Production quality and story type definitely non-big studio, good for Netflix. Given it's singular view-point and showing small glimpses of B&C, this would've been an independent film at best in a not too distant era of film making. Big Studio or, Production house would've overwhelmed this movie with overbearing audio, script would've been saturated with clumsy, hand-holding dialogue and shaky-cam/quick-cut camera work. This was nice.

With the premium cable networks and streaming services getting deeper into making original content, better stories and a wider variety can be brought to life. Interesting stat I heard on a podcast: 70% of Emmy nominated comedy and dramas were NOT on add supported TV. Netflix, Hulu and Amazon combined for 123 Emmy award nominations this year — a healthy jump from the 72 nominations the three services had last year.
September 21, 2019, 12:48 PM
Originally posted by cslinger:
Is that a Colt Monitor.....bad ass.

I know they used BARs amount other high powered rifles to take down Bonnie and Clyde but is the Monitor significant or just a Hollywood choice.

I did not see the Netflix movie, but I'm reading about the Colt Monitor in Stephen Hunter's fine "G-Man" as Bob Lee Swagger (now 70) studies his grandfather Charles (Earl's dad).

More on the Monitor, with a firing demonstration near the end of the video:

November 06, 2020, 07:04 PM
I only got around to watching it this week. Really good flick, highly recommend.
November 07, 2020, 12:34 AM
I’ve seen it twice and would gladly watch it again. I’m surprised to say I think Harrelson and Kostner were terrific in their roles.

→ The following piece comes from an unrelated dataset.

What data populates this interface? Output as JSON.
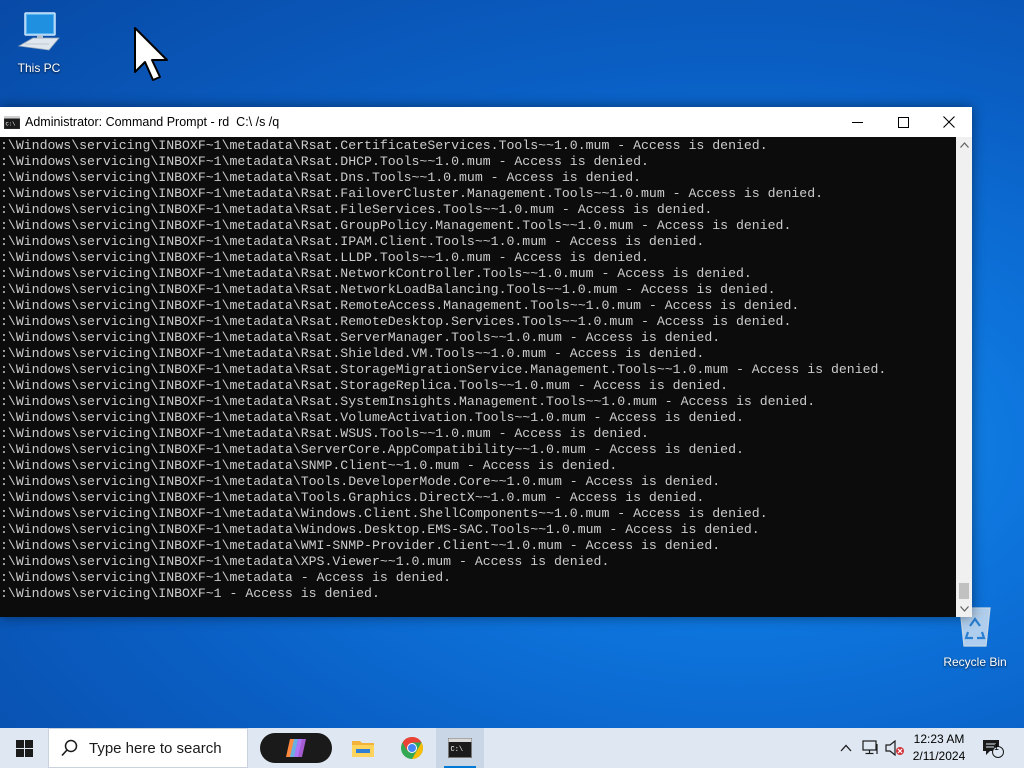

“We seem to be getting closer and closer to a situation where nobody is responsible for what they did but we are all responsible for what somebody else did.”--Thomas Sowell
November 07, 2020, 11:23 AM
Sjtill I agree. Both actors did a terrific job making these men human. Thanks also for posting the thoughtful review. I noted the source and put it in my bookmarks for further reference.
November 07, 2020, 01:35 PM
Timely thread. I watched the film at my nephew's house (he streamed it from a free source) and it was very enjoyable.

"I’m not going to read Time Magazine, I’m not going to read Newsweek, I’m not going to read any of these magazines; I mean, because they have too much to lose by printing the truth"- Bob Dylan, 1965
November 12, 2020, 10:45 PM
For those interested in a story about the Colt Monitor--it's kind of the protagonist of the story--you owe it to yourself to read Stephen Hunter's G-Man.

Hunter's Swagger books have slowed down as Bob Lee has aged, IMO, but this one is hot as a Hot Springs whore.

It's fictionalized history as opposed to pure fiction, but Hunter does a terrific job of making Bob Lee's granddaddy the meanest, killingest G-Man of them all. Supporting cast includes John Dillinger, Baby-Face Nelson, Pretty Boy Floyd, and Melvin Purvis.

“We seem to be getting closer and closer to a situation where nobody is responsible for what they did but we are all responsible for what somebody else did.”--Thomas Sowell
November 18, 2020, 08:06 AM
I mistook the Monitor for a BAR initially. Visually, the Monitors differ from the Browning Automatic Rifle with its use of a pistol grip, different compensator and different handguard. Internally, the Monitors are identical to the standard BAR. All Monitors were assembled from commercial BAR receivers. ... The compensator is not present on the R 75 and R 75A.

“Well, God give them wisdom that have it; and those that are fools, let them use their talents.”
November 18, 2020, 08:14 AM
Originally posted by sjtill:
I’ve seen it twice and would gladly watch it again. I’m surprised to say I think Harrelson and Kostner were terrific in their roles.

Yep, one of the best things either of them were in.

November 18, 2020, 09:05 AM
Originally posted by CQB60:
I mistook the Monitor for a BAR initially. Visually, the Monitors differ from the Browning Automatic Rifle with its use of a pistol grip, different compensator and different handguard. Internally, the Monitors are identical to the standard BAR.

Most every country besides the US who adopted the BAR in the interwar period did so in a pistol gripped configuration. This included Belgium, Sweden, Poland, and China, as well as some smaller countries like Ethiopia and Chile. Further pistol gripped BAR models were also used after WW2 by Luxembourg, Egypt, and Israel.